Monthly Archives: February 2011
I recently picked up four products from Airship History.com/Atlantis Productions.
Three were books (one novel and two non fiction) and the forth a DVD.
The Novel is ZRS by Rowan Partridge. This is an alternative history work in which several of the disaster which doomed LTA in our universe did not occur. By 1940 the British Empire has a robust fleet of transport airships (pressed into service as hospital ships) and the United States Navy is flying a number of improved ZRS aircraft carrying rigids. The action centers of USS Long Island ZRS 10 and her air group as they see action after Pearl Harbor. Partridge throws in some very interesting operational details about the airships (A resurrected R101 makes an appearance). He has done significant research into the nuts and bolts of landing and masting a big rigid, navigation, damage and repairs and, central to the story, Heavier than Air aircraft operations. The characters offer a nice change up from the usual stock figures found in such novels, I particularly liked the contrast between the female characters. Partridge weaves historical events from Our Time Line into the novel effectively, using them as a backdrop for his ship and its crew.
For fans of alternative history this will be worthwhile read. The changes are much smaller than many altered time lines so ZRS gives a window into events that probably weren’t terribly unlikely.
Richard G. Van Treuren’s Airships vs Submarines is non fiction. It covers the entire history of sub hunting airships from well prior to WW1 through the early cold war. There is also a chapter devoted to potential uses for non rigids in the conflicts of today. The book begins with an excellent study of one of the last U-Boat kills of WW2. Van Treuren looks at several sources to show how the US Navy’s surface force record of the incident ignores the involvement of the Coast Guard and how the Coast Guard’s report neglects to mention that airships were involved in the battle as well. This helps illustrate how the record of LTA has been overlooked and neglected.

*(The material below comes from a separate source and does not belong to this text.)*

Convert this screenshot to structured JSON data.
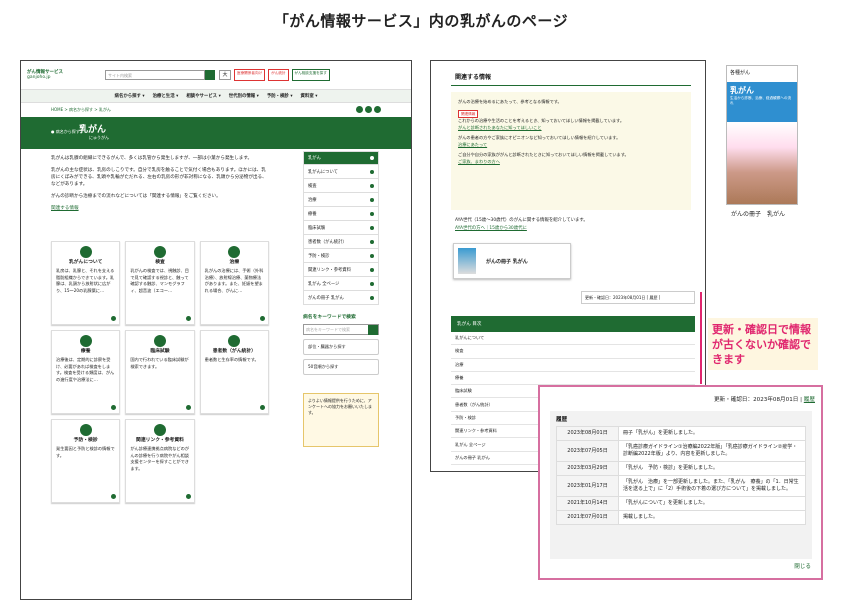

This book isn’t as polished as Blimps & U-Boats: U.S. Navy Airships in the Battle of the Atlantic by J Gordon Vaeth but covers much more ground and is somewhat less of a personal narrative than Vaeth’s book. With those caveats written I recommend this book highly. A large number of primary sources are referenced. Van Treuren has uncovered a large number of interesting facts, photos and stories.
The third book I picked up was recommended by the publishers called The Van Dyk Collection of LTA Plans and Drawings and not surprisingly is a collection of LTA craft drawings and plans drawn by Herman Van Dyk. It is published by The LTA Institute. The drawings are very nice and some familiar vessels, such as LZ 139 are captured. Even more welcome are drawings of several lesser known ships, including the City of Glendale. Extremely interesting is a series of drawings of German WW1 guided glider bombs for use from Zeppelins. These is a section on various marine vessels designed or converted for use at LTA tenders. Some of these ships were built, others (like many other designs) were paper projects only.
Finally there is a section on the Austrian Naval attack on Venice in 1849.
This book was very well produced and was filled with surprising and wonderful drawings and discussion. Of the three books this would probably be of the greatest general interest, since it covers a wide variety of projects ranging from simple barrage balloons built in large numbers to paper projects that were unlikely to have been built-or to have functioned if they had been-under the best of circumstances. Very well done and a great joy to read through!
The DVD was titled The Flying Carriers. It was a compilation of period motion pictures and still photos as well as some modern models and such. Commentary voice over is useful and doesn’t intrude on the value of the images. It was nice to see a production house willing to let the images do most of the talking and not insist on “gilding the lily” with intrusive voice overs. T he video had a large number of segments I had never seen before, as well as others that will be familiar to many students of LTA. I passed a very enjoyable evening watching this disk and look forward to taking a relaxed view of the material in more depth. Again I can recommend this to LTA students.
All in all I was very impressed with Airship History/Atlantis Productions materials. In addition their customer service is very strong. Items were shipped quickly and well packaged. The prices included shipping. Those prices varied from 10.00 for the novel to 35.00 for the DVD. AH/AP is a small press house and prices seem in line with other such efforts. Photo reproduction in Airships vs. Submarines was not great but, again was typical for smaller houses. On the other hand another pleasant surprise was the fine graphic quality in the Van Dyk book; drawings are clear and crisp.
As I mentioned above I can recommend these products to those interested in LTA.